How do I get ready for the appraiser?(Return to top) We begin with an inspection of the property. What this entails is the appraiser, after setting up an appointment, personally going through the home - recording the layout of the rooms, taking photos and documenting the general condition of its amenities. Inside, make sure it is clutter free and that we can get to things like furnaces and water heaters. In the yard, trim any landscaping so we can be free to get an accurate measurement of outside walls.
The following items, if available, will help your appraiser to provide a more accurate appraisal in a shorter period of time:
Define "Market Value"(Return to top) In real estate appraising, Market Value (as opposed to Fair Market Value) is commonly defined as:
Does the appraisal belong to the bank or the consumer?(Return to top) For mortgage transactions, the lender requests the appraisal, either directly or through a third party. Even though it's the buyer that eventually pays for the report, the lender is the intended user. The buyer is entitled to a copy of the appraisal - it's usually bundled with all the other closing documents - but is not entitled to use the report for any other purpose without permission from the lender.

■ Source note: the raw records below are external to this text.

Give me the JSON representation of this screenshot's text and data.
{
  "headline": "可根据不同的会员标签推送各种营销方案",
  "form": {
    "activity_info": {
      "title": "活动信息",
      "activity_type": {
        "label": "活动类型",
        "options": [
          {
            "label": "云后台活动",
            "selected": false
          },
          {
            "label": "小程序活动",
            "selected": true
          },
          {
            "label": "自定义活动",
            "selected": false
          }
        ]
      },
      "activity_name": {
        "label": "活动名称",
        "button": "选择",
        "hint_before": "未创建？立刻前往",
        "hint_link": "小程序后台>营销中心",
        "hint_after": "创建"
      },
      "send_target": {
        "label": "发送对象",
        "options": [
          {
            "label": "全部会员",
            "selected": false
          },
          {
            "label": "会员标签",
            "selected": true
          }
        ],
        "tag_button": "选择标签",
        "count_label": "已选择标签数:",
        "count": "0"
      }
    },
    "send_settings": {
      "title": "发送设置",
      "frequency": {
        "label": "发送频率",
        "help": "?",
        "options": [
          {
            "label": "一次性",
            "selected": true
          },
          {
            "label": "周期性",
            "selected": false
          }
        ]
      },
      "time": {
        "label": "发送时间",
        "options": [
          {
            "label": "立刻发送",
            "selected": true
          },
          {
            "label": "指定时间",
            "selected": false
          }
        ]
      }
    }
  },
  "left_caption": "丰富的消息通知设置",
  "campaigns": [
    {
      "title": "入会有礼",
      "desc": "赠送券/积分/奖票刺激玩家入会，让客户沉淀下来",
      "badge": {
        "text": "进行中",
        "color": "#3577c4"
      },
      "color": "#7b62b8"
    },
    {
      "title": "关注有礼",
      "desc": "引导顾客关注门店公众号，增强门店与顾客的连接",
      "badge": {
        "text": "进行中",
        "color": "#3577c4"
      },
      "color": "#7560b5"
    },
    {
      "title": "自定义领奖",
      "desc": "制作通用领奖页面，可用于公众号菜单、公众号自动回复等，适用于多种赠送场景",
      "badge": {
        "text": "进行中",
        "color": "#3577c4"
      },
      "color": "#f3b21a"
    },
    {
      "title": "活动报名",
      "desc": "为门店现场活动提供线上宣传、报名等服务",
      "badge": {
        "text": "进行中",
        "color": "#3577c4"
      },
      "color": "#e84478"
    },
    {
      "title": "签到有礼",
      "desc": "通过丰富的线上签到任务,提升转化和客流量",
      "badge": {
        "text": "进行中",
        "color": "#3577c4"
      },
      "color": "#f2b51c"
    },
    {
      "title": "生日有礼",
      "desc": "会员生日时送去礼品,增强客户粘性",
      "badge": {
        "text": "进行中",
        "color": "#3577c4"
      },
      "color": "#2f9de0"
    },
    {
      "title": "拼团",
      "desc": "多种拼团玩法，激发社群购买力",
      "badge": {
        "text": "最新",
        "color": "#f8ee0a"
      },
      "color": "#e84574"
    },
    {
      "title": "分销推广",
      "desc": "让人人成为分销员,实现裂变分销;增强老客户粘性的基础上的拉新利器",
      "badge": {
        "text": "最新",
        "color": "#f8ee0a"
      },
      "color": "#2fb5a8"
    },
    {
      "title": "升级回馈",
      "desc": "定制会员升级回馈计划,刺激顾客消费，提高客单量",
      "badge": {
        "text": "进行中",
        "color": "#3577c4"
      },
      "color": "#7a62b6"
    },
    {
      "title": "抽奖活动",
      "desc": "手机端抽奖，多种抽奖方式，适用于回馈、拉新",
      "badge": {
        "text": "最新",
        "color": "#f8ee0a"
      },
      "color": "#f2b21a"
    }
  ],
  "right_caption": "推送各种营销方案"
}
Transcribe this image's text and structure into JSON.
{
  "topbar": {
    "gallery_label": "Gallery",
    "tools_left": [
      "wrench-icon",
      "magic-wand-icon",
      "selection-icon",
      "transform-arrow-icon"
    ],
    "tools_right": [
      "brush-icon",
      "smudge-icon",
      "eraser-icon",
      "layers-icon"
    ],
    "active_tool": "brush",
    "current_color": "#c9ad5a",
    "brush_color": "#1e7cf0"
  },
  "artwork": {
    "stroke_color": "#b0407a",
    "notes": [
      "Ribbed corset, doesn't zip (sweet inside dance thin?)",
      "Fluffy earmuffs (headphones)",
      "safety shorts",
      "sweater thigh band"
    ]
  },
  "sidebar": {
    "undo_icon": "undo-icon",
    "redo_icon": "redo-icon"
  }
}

It's different when it's the homeowner hiring the appraiser for things outside securing a mortgage. In these cases, the appraiser may stipulate how the appraisal can be used; for PMI removal, or estate planning or tax challenges, for example. If not noted otherwise, the home owner can use the appraisal for any purpose.
I want to get more for my house. Where should I spend money renovating?(Return to top) Like all things real estate, this is dependent on a home's location. For example, putting in an inline humidifier could be nice in arid regions, but completely useless near the coast!
As a rule, the most value returned from renovating a home comes in the kitchen. According to one national survey, kitchen remodels returned an average of 88% of the investment. In other words, a $10,000 kitchen remodeling project would add approximately $8,800 to the value of the home. Bathrooms were second, yielding 85%. On the contrary, work that may not add value would be painting just for the sake of redecorating.